REQUIRED ACTION
Retype each entry below exactly as it stands.

Segment Start: RECORDS

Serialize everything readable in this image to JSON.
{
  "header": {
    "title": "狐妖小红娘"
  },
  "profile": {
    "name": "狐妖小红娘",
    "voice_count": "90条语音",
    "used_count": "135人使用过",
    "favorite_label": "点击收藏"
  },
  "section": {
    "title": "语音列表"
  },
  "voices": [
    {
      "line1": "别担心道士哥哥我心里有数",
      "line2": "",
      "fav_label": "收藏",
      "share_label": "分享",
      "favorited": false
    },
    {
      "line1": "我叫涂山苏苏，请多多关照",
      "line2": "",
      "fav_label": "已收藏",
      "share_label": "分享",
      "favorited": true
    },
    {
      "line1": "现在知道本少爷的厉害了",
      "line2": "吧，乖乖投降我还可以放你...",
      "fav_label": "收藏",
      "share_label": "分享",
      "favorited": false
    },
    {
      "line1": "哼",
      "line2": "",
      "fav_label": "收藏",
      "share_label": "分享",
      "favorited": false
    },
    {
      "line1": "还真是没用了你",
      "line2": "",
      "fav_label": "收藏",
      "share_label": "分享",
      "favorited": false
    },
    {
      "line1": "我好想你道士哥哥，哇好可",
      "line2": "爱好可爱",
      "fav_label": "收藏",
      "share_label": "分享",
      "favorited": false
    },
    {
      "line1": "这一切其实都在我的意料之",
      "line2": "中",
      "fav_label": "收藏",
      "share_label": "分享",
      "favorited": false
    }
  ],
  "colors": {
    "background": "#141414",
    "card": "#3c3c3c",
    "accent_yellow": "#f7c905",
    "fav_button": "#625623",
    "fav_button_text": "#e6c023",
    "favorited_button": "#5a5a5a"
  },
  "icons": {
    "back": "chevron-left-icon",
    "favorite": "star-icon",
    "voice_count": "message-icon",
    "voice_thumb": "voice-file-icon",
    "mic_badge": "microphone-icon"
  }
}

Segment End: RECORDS

YOUR SOLUTION
Serialize everything readable in this image to JSON.
{
  "header": {
    "title": "狐妖小红娘"
  },
  "profile": {
    "name": "狐妖小红娘",
    "voice_count": "90条语音",
    "used_count": "135人使用过",
    "favorite_label": "点击收藏"
  },
  "section": {
    "title": "语音列表"
  },
  "voices": [
    {
      "line1": "别担心道士哥哥我心里有数",
      "line2": "",
      "fav_label": "收藏",
      "share_label": "分享",
      "favorited": false
    },
    {
      "line1": "我叫涂山苏苏，请多多关照",
      "line2": "",
      "fav_label": "已收藏",
      "share_label": "分享",
      "favorited": true
    },
    {
      "line1": "现在知道本少爷的厉害了",
      "line2": "吧，乖乖投降我还可以放你...",
      "fav_label": "收藏",
      "share_label": "分享",
      "favorited": false
    },
    {
      "line1": "哼",
      "line2": "",
      "fav_label": "收藏",
      "share_label": "分享",
      "favorited": false
    },
    {
      "line1": "还真是没用了你",
      "line2": "",
      "fav_label": "收藏",
      "share_label": "分享",
      "favorited": false
    },
    {
      "line1": "我好想你道士哥哥，哇好可",
      "line2": "爱好可爱",
      "fav_label": "收藏",
      "share_label": "分享",
      "favorited": false
    },
    {
      "line1": "这一切其实都在我的意料之",
      "line2": "中",
      "fav_label": "收藏",
      "share_label": "分享",
      "favorited": false
    }
  ],
  "colors": {
    "background": "#141414",
    "card": "#3c3c3c",
    "accent_yellow": "#f7c905",
    "fav_button": "#625623",
    "fav_button_text": "#e6c023",
    "favorited_button": "#5a5a5a"
  },
  "icons": {
    "back": "chevron-left-icon",
    "favorite": "star-icon",
    "voice_count": "message-icon",
    "voice_thumb": "voice-file-icon",
    "mic_badge": "microphone-icon"
  }
}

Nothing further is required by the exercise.